Tuesday, November 27, 2018

22 Days in Paul Krugman's Masterclass (Day 9) (How to Justify Hating the Rich)

Lesson 9 in Paul Krugman's Masterclass is 11 minutes and 33 seconds long.

In this lesson, Krugman teaches how to justify hating the rich and those who are top achievers.

He first starts out by claiming that the baby boomers years were much better because of less inequality. But he never, despite spending the entire lesson talking about inequality, discusses in detail the nature of inequality and the types of inequality.

To start with inequality in and of itself is not a problem. SEE: This Is What Those Who Are Concerned About Inequality Fail to Grasp.

There are problems when government regulations keep some from advancing, when crony deals are made and supported by government to benefit some at the expense of others, and when Federal Reserve Board monetary operations benefit the crony elements of Wall Street. But Krugman never brings these operators up and how they differ from those who gain riches by fulfilling consumer desires. It is just pure hate of all rich.

To make his hate case, he resorts to citing the discredited Thomas Piketty, who uses aggregate data to launch his class war. That is, Piketty uses the shaky method of aggregate economic data analysis, which eliminates all differences except, in his use, between two grand classes, the wealthy and the non-wealthy, to launch into a faulty aggregate explanation of the growth of wealth. It is all nonsense, of course. For the many, many problems with Piketty analysis see here.

Krugman not only throws out Piketty as a source for his hate the rich propaganda but also hate of inherited wealth, which means he fails to understand F.A. Hayek's observation that some concentrated wealth is valuable to a society.

But let us forget Hayek just now and bring out the God of Krugman, John Maynard Keynes, to close out this post.  Here is Keynes with his fascinating, and correct, observations on the importance of inequality and wealth from his 1919 book, The Economic Consequences of the Peace (emphasis in original)
The new rich of the nineteenth century were not brought up to large expenditures, and preferred the power which investment gave them to pleasures of immediate consumption. In fact, it was precisely the inequality of the distribution of wealth which made possible those vast accumulations of fixed wealth and of capital improvements which distinguished that age from all others. Herein lay, in fact, the main justification for the Capitalist System. If the rich had spent their new wealth on their own enjoyments, the world long ago would have found such a regime intolerable, But like bees they saved and accumulated, not less to the advantage of the whole community because they themselves held narrower ends in prospect.

The immense accumulations of fixed capital which, to the great benefit of mankind, were built up during that half century before the war, could never have come about in a Society where wealth was divided equitably.(p.10)

Links to discussions of all Krugman's Masterclass lessons are here.


  1. Did you really expect Krugman to expose the racket by which he has become one of the rich? That racket of course is being a very well paid intellectual coming up with reasons for the ruling class to do as they want. In his case the various crony economic interventions.

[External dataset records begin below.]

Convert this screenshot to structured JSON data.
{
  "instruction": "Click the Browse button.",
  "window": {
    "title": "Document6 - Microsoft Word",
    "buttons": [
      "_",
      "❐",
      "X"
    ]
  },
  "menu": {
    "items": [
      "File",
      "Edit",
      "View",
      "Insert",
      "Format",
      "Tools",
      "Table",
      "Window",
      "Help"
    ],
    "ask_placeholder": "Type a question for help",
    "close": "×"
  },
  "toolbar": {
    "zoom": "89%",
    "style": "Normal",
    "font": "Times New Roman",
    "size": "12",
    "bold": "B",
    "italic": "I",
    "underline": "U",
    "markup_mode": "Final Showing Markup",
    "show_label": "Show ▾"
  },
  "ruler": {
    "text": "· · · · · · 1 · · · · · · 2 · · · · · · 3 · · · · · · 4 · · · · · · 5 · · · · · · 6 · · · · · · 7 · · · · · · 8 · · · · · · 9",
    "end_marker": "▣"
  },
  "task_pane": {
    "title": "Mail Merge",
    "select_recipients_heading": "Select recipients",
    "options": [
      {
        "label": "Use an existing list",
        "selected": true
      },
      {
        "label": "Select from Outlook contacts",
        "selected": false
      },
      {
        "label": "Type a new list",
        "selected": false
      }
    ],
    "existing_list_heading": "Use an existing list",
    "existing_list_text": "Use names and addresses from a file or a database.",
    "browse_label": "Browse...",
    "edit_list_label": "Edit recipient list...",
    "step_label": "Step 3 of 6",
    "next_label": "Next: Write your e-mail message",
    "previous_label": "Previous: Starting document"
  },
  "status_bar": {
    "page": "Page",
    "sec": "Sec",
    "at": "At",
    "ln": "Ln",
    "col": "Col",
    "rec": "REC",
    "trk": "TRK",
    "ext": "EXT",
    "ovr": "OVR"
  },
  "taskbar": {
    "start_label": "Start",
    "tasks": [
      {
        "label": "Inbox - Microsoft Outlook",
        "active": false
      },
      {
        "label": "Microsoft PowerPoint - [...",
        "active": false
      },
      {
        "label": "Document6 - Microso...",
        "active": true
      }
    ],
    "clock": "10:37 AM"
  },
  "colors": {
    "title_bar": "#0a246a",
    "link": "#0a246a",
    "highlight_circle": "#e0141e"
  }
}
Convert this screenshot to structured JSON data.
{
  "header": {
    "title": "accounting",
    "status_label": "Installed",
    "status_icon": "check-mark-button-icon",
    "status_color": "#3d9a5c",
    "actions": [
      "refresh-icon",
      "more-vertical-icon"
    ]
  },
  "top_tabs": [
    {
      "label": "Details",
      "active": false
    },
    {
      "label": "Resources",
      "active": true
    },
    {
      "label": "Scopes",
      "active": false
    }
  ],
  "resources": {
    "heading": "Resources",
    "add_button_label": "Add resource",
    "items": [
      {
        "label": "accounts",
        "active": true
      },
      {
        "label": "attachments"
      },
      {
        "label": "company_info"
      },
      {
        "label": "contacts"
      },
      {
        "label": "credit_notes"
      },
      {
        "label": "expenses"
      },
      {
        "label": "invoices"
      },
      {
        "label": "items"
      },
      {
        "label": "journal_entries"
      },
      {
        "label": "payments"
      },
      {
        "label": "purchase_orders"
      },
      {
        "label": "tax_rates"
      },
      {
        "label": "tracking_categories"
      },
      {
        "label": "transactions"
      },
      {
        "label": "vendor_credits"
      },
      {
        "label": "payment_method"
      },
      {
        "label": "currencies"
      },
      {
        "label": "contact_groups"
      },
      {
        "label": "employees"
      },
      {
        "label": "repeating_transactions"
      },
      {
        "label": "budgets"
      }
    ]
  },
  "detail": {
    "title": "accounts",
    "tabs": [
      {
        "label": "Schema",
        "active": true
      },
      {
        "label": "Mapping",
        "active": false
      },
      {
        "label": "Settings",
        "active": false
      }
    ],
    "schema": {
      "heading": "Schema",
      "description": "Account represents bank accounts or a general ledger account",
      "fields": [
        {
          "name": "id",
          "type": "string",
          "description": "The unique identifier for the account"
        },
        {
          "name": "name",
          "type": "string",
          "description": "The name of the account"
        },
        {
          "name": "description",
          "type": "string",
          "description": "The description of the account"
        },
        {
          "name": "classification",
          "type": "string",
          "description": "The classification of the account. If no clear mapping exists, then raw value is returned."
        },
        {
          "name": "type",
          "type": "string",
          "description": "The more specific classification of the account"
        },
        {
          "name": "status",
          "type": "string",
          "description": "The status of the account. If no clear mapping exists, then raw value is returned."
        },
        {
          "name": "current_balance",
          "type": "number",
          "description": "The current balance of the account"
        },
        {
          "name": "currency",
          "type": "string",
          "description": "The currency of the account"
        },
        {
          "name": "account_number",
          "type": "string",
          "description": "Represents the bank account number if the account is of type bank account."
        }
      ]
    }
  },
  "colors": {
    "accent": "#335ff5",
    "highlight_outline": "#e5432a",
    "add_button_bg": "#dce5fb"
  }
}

    1. This brings to mind Mises's explanation in his book, "The Anti-Capitalistic Mentality," about why intellectuals resent the free market, namely, because it wouldn't reward them to the same extent that they believe is their due, and instead it rewards the vulgar entrepreneurs who create actual value for customers.

      "Neither can it remove or alleviate the resentment with which the intellectuals react to the contempt in which they are held by the members of "society." American authors or scientists are prone to consider the wealthy businessman as a barbarian, as a man exclusively intent upon making money. The professor despises the alumni who are more interested
      in the university's football team than in its scholastic achievements. He feels insulted if he learns that the coach gets a higher salary than an eminent professor of philosophy. The men whose research has given rise to new methods of production hate the businessmen who are merely interested in the cash value of their research work."

    2. My favorite economist, Don Boudreaux, thinks very highly of Deirdre McCloskey, and writes the following about the theory she developed to explain the start of the Industrial Revolution:

      "What does best explain why the Industrial Revolution began in northwestern Europe in the eighteenth century is that for the first time in history people then and in that part of the world began to talk about the bourgeoisie with respect. This new “habit of the lip” (as McCloskey calls it) replaced the older habit of talking about entrepreneurs and merchants as being, at best, contemptible functionaries whose services society might need in some measure but whose importance to society fell far below the services supplied by warriors, royalty, noblemen, and priests.

      With merchants and entrepreneurs in eighteenth-century Holland and England finally accorded widespread dignity, society’s best and brightest no longer avoided the world of private business to pursue careers at court or on the battlefield. The power of the bourgeoisie in these countries with tolerably secure private property rights was thus finally unleashed to revolutionize the economy—first in northwestern Europe and, continuing to today, the rest of the world."

  2. Your arguments, RW, fall on deaf ears if the listeners are leftists.

    I once asked a friend of mine (we were in college then, 40 years ago, but still friends today) if she would prefer a society in which there was greater inequality because the rich were richer, or if she would prefer a society where there was greater equality with no increased wealth for anyone. She chose the latter scenario. Leftism is a childish, emotional philosophy.